We of course don’t own all the headsets, and can only give our opinion on the ones we’ve tried, based on the feel, comfort, clarity, resolution and virtual reality simulation excellence:
1. HTC Vive
Even though Oculus started the VR war, HTC has drawn first blood with its Vive headset, making it the most complete VR experience on the market right now, complete with a headset (D’oh), two base stations for tracking the headset’s movement, two motion controllers to go pew-pew on space aliens. HTC Vive also happens to have one of the best screen resolution in the market right now, which gives you a very crisp quality VR image.
What makes the HTC Vive stand out from all its competitors is its motion-tracking room-scale feature, where you can walk around in an area of 4.5x 4.5 meters, so you can pretty much walk around in a game, and not simply stay in one location and go pew-pew. (Am I using pew-pew a bit too much?) The motion tracking AND partnership with Steam for their Steam VR initiative makes HTC Vive an absolute must-have for PC gamers. It is quite pricey, on top of needing a high-end gaming PC to run. But if you are a true VR enthusiast, hardcore gamer, and have a big enough room, this is the stuff for you.
2. Oculus Rift

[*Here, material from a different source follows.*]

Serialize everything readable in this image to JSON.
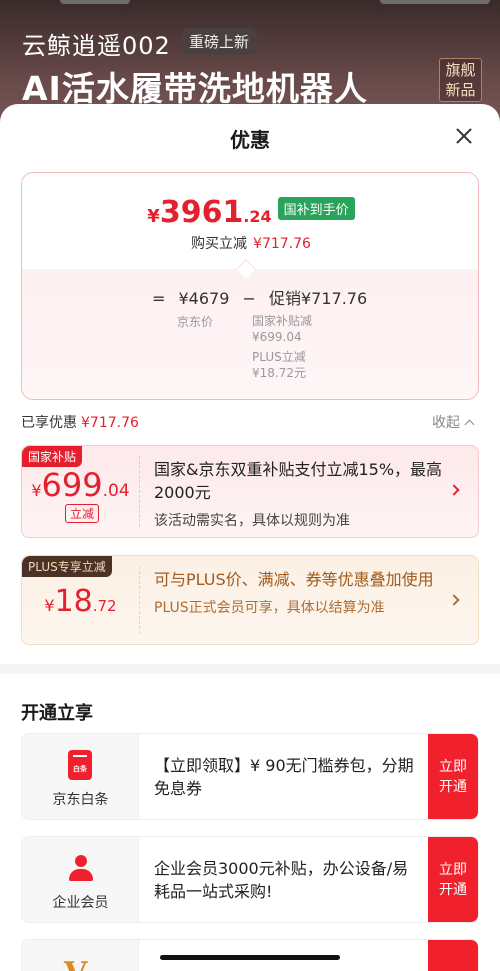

Oculus were the pioneers in the VR space, with the very first VR headset popping up a few years ago, and numerous iterations since. Despite not having the motion tracking feature yet, it still remains a very viable choice due to being $200 cheaper than the HTC Vive. If you want to stay in one place and enjoy VR, for example in a racing simulation rig, this is the VR headset for you. Only professional, high level, extremely expensive racing simulation setups actually simulate physics, or none at all, so spending extra on HTC Vive for that wouldn’t make much sense. You still get a lot of bang for your buck with the Oculus Rift, and with the VR wars heating up, we expect to see many improvements in the coming years. Exciting time to be alive!
3. Playstation VR

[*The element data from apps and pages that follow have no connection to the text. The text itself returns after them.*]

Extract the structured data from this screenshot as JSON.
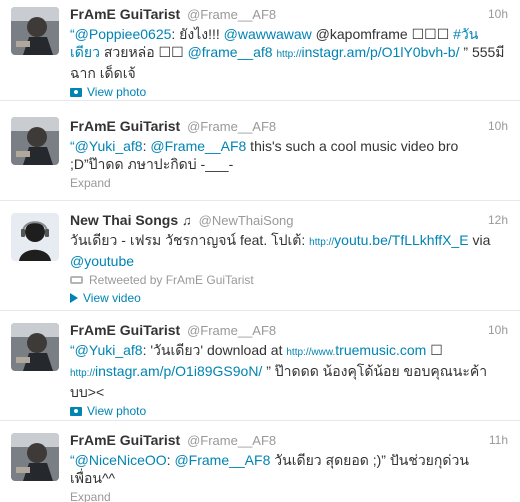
{
  "tweets": [
    {
      "name": "FrAmE GuiTarist",
      "handle": "@Frame__AF8",
      "time": "10h",
      "text": {
        "mention1": "“@Poppiee0625",
        "t1": ": ยังไง!!! ",
        "mention2": "@wawwawaw",
        "t2": " @kapomframe ☐☐☐ ",
        "hashtag": "#วันเดียว",
        "t3": " สวยหล่อ ☐☐ ",
        "mention3": "@frame__af8",
        "link_prefix": "http://",
        "link": "instagr.am/p/O1lY0bvh-b/",
        "t4": " ” 555มีฉาก เด็ดเจ้"
      },
      "action_label": "View photo"
    },
    {
      "name": "FrAmE GuiTarist",
      "handle": "@Frame__AF8",
      "time": "10h",
      "text": {
        "mention1": "“@Yuki_af8",
        "t1": ": ",
        "mention2": "@Frame__AF8",
        "t2": " this's such a cool music video bro ;D”ป๊าดด ภษาปะกิดบ่ -___-"
      },
      "action_label": "Expand"
    },
    {
      "name": "New Thai Songs",
      "name_icon": "♫",
      "handle": "@NewThaiSong",
      "time": "12h",
      "text": {
        "t1": "วันเดียว - เฟรม วัชรกาญจน์ feat. โปเต้: ",
        "link_prefix": "http://",
        "link": "youtu.be/TfLLkhffX_E",
        "t2": "  via ",
        "mention1": "@youtube"
      },
      "retweeted_by": "Retweeted by FrAmE GuiTarist",
      "action_label": "View video"
    },
    {
      "name": "FrAmE GuiTarist",
      "handle": "@Frame__AF8",
      "time": "10h",
      "text": {
        "mention1": "“@Yuki_af8",
        "t1": ": 'วันเดียว' download at ",
        "link1_prefix": "http://www.",
        "link1": "truemusic.com",
        "t2": "  ☐ ",
        "link2_prefix": "http://",
        "link2": "instagr.am/p/O1i89GS9oN/",
        "t3": " ” ป๊าดดด น้องคุโด้น้อย ขอบคุณนะค้า บบ><"
      },
      "action_label": "View photo"
    },
    {
      "name": "FrAmE GuiTarist",
      "handle": "@Frame__AF8",
      "time": "11h",
      "text": {
        "mention1": "“@NiceNiceOO",
        "t1": ": ",
        "mention2": "@Frame__AF8",
        "t2": " วันเดียว สุดยอด ;)” ปันช่วยกุด่วนเพื่อน^^"
      },
      "action_label": "Expand"
    }
  ],
  "colors": {
    "link": "#0084b4",
    "muted": "#999999",
    "text": "#333333"
  },
  "icons": {
    "photo": "photo-icon",
    "video": "play-icon",
    "retweet": "retweet-icon",
    "music": "music-note-icon"
  }
}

Console gamers, rejoice! If you already have bought a Playstation 4 and can’t be bothered to spend extra money to buy a high-end gaming PC for the HTC Vive and Oculus Rift displayed above, Playstation VR is the answer for you. It is also cheaper than its PC counterparts. According to initial reviews and hands-on demos, it seems to be one of the most comfortable VR headsets around. You also get the least amount of motion sickness from it due to the 1080p resolution and 120hz refresh rate. Don’t rush out to buy one yet, as the next version of the Playstation is just around the corner, PS4.5 I think? That should have many more VR capabilities. Sorry, PS4 buyers, this is the fast pace of technology.

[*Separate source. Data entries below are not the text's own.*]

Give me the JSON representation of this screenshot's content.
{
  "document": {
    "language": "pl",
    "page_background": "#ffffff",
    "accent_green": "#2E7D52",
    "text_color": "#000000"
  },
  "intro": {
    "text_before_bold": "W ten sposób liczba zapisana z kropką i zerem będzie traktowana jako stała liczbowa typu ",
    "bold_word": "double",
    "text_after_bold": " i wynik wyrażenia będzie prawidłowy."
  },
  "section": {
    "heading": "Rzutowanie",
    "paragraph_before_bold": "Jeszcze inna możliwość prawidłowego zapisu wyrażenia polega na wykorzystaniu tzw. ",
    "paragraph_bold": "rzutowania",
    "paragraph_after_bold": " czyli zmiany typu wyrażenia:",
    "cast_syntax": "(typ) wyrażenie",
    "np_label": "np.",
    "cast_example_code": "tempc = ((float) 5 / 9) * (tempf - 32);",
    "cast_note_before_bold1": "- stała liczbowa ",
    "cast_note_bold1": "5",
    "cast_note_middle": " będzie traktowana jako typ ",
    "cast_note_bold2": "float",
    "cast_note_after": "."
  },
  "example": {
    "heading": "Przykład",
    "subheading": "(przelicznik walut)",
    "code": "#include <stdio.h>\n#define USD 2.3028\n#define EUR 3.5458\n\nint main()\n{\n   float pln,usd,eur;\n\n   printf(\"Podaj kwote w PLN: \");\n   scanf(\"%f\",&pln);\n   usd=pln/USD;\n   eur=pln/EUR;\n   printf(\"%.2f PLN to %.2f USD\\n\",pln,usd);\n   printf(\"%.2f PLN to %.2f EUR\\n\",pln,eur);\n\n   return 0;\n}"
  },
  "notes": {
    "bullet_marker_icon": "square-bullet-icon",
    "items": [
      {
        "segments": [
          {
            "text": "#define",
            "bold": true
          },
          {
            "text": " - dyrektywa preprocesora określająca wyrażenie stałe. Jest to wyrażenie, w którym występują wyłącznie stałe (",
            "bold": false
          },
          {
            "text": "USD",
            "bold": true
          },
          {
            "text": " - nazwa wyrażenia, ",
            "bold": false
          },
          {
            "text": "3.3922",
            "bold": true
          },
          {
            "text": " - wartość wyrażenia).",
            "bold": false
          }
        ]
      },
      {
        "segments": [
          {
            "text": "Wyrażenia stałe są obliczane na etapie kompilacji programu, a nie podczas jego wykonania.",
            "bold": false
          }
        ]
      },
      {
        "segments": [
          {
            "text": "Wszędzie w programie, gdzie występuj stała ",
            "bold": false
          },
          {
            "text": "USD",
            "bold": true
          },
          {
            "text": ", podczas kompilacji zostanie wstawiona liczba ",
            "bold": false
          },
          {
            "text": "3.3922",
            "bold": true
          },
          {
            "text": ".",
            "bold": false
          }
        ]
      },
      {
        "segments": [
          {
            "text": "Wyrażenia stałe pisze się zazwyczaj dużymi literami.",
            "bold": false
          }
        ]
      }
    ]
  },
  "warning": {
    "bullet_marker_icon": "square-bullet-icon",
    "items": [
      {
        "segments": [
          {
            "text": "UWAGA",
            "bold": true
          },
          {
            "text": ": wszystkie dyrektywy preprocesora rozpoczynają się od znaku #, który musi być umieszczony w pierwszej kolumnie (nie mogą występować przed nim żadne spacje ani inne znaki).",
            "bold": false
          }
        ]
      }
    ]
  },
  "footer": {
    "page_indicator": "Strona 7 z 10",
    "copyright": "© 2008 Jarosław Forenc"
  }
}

4. Microsoft Hololens
Microsoft surprised the world last year with their take on augmented reality. While this is isn’t VR, it’s similar in the way it works with holograms. And it may also not be aimed at hardcore gamers, but more at workaholics looking for new ways to explore a far wider gamut of productivity tools they can use to go that much further and make the grind that less boring. I can already envision doing a spell check on Microsoft Word while roaming around in my room, scrolling the document from top to bottom with motion tracked hand gestures.
Augmented reality means you are not entirely in a virtual world or setting, but instead it puts interactive holograms in the space where you live or work. This can be a godsend for architects who can test their creations in full scale holograms before making them a reality. Wearing these glasses, you can also have a video running on one corner of the room you are working in.
The Microsoft Hololens is more of a hybrid between an entertainment, gaming and office productivity tool, which makes it a unique offering in this space. Again, awesome times ahead.
Honorable Mentions for best VR headsets 2016:
Razer OSVR HDK 2: Still in development, it is an open source virtual reality headset. As far had hardware specs go, it is right up there with Oculus Rift and HTC Vive, but it still needs some improvement on other fronts, especially motion tracking. Price: $399
Sulon Q: A tether-less VR/AR headset with a battery pack, so obviously you’ll be worried about the battery life. It’s a augmented and virtual reality hybrid, with a higher resolution than all headsets we’ve talked about here. Price at this point is unknown.
Samsung Gear VR: Mobile virtual reality for smartphones, especially the ones made by Samsung. You just install VR apps from the Play Store, slot the smartphone into the headset, and experience some low-level VR. It’s not amazing, but it’s still the best VR experience you can get with a smartphone. Price: $199
Google Cardboard: Virtual reality on the cheap, and for the masses. You can download the instructions from the Google Cardboard website, or just buy a kit online VERY cheap, mostly up to $60 to $70 max. You can fold up a cardboard according to the instructions, and slot your smartphone with VR apps on it and get VRing. Awesome initiative to get virtual reality to everyone. If you are new to VR and would like to test first before taking the full plunge with any of the high-end headsets, this one is for you. Price: $0 to $80